Damen’s concept illustrations for its fast crewboat show the basis for the development of modern vessel designs, so does the development of the fast diesel electric hybrid patrol boat built by Onego Ships in Western Russia for the Port of Vanino in the environmentally-sensitive Russian Far East.
Another very interesting concept is Berlin publisher Media Pioneer’s floating office, Pioneer One. It is concept that may have a big future in that it offers a mobile office that can be adapted to many changes in business circumstances and, in many cases, avoid the cost of land purchase.
As always with new design concepts, the profession of naval architecture gives us much to think about.
- Karen – Small but versatile fish farm support dive boat for northern Norway
- Viktor Vorotylo – Second of two hybrid-powered, multi-purpose workboats for Far East Russia’s Vanino port
- The Pioneer One – Berlin-based media start-up introduces world’s first purpose-built floating newsroom
Features and Opinion:
– “An advantage of DACS is that it can be relatively easily installed on existing vessels…”
– by Nelson Dela Cruz, Baird Maritime correspondent
– “…the 181- by 40-metre, 2,375TEU vessel will have the distinction of being the largest ship ever to sail on the Mississippi River.”
– “Should [naval auxiliary] ships be put out to worldwide tender and ordered from wherever the best deal is to be found?”

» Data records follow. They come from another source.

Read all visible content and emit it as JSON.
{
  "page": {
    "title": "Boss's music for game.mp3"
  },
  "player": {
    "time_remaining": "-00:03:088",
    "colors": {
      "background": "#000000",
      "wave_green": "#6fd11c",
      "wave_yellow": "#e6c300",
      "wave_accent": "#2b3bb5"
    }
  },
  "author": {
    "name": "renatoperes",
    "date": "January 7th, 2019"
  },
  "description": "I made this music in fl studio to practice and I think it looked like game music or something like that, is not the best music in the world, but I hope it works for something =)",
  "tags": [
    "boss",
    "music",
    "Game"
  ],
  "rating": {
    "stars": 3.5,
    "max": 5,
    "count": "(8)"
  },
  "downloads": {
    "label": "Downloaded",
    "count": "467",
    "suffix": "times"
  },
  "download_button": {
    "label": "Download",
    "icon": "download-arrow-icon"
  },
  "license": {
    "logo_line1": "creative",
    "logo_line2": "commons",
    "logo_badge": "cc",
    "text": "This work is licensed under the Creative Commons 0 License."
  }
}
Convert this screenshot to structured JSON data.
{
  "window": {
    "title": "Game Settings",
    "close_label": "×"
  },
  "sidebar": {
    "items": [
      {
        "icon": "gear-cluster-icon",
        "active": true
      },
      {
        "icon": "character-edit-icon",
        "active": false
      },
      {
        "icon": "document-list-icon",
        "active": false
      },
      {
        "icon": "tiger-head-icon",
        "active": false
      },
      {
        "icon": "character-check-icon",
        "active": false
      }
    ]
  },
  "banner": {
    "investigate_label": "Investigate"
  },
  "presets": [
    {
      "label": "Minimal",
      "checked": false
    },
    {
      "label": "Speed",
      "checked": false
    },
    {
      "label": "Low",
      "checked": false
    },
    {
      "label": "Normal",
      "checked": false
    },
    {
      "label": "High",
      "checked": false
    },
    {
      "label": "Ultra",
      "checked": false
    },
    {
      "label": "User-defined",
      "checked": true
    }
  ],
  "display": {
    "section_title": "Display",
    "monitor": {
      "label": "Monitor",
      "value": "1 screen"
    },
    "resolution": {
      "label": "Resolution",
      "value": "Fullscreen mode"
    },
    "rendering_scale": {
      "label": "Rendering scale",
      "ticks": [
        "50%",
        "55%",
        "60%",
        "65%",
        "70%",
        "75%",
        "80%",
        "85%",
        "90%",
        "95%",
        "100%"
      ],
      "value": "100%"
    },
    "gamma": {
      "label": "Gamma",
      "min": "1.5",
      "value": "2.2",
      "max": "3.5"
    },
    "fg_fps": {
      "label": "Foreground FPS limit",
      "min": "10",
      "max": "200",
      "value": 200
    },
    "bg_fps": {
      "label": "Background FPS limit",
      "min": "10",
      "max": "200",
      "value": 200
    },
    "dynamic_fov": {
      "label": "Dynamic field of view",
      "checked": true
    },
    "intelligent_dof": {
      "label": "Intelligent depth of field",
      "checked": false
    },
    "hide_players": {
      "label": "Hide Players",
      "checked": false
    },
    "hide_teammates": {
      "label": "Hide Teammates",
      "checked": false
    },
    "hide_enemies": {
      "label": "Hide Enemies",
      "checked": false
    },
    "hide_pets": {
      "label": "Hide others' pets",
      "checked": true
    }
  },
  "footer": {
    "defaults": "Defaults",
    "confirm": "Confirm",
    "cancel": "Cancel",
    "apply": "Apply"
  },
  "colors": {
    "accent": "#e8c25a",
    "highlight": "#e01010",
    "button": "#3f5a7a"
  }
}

– by Michael Grey, former long-term editor of Lloyd’s List
News and Gear:
- BMT to design new ferries for Isles of Scilly operator
- First steel cut for seventh trawler in series for Norebo
- Keel laid for new shuttle ferry for Tallink
- Newbuild joins Captain Cook Cruises’ ferry fleet
- Keppel to build dredger for US operator
- Seacat orders Bar Technologies crewboat pair
- France’s TSM gets new Damen tug
- LDA’s newest windfarm maintenance vessel hits the water
- Ocean Surveys takes delivery of 10-metre survey boat
- World’s largest LNG-powered containership joins CMA CGM fleet
- Bollinger to build four more Sentinel-class cutters for US Coast Guard
- Knud E Hansen unveils new icebreaking expedition ship
- CIMC Raffles launches new krill transporter for Aker Biomarine
- Manor’s newest crewboat sails on first charter
- New pilot boat delivered to Gulf of Tonkin operator
- Naming ceremony held for Japan’s first LNG bunkering vessel
- Damen launches marine aggregates dredger for Hanson
- Russian icebreaker Arktika completes sea trials
- Armon launches new hybrid ferry for Baleària
- First steel cut for Seabourn’s second ultra-luxury cruise ship
- Neptune Marine launches cable transport barge for NKT
- Mayflower unmanned research trimaran hits the water
- Austal Australia delivers Guardian-class patrol boat for Palau
- Fincantieri launches new patrol vessel for Qatari navy
Recent Important Features:
– “Why was the largest ship builder in NSW, which could easily have successfully completed the project, not so much as contacted?”
– by Neil Baird, co-founder, Baird Maritime
Remember to come back every day to see the latest news, opinion and vessel reviews!
Call for content!
Any news or views about the global maritime tourism, ferry and cruise industries? Send it through to firstname.lastname@example.org ASAP (between now and September 25), so we can add it to this current edition of Naval Architecture Week!
We are after:
- Vessels – Orders, new deliveries, under construction
- Gear – Latest innovations and technology in the naval architecture sector
- Interviews – Owners, operators, designers, builders etc.
- Reminiscences – Do you have any exciting, amusing or downright dangerous anecdotes from your time in the naval architecture world? (example here)
- Other – Any other relevant news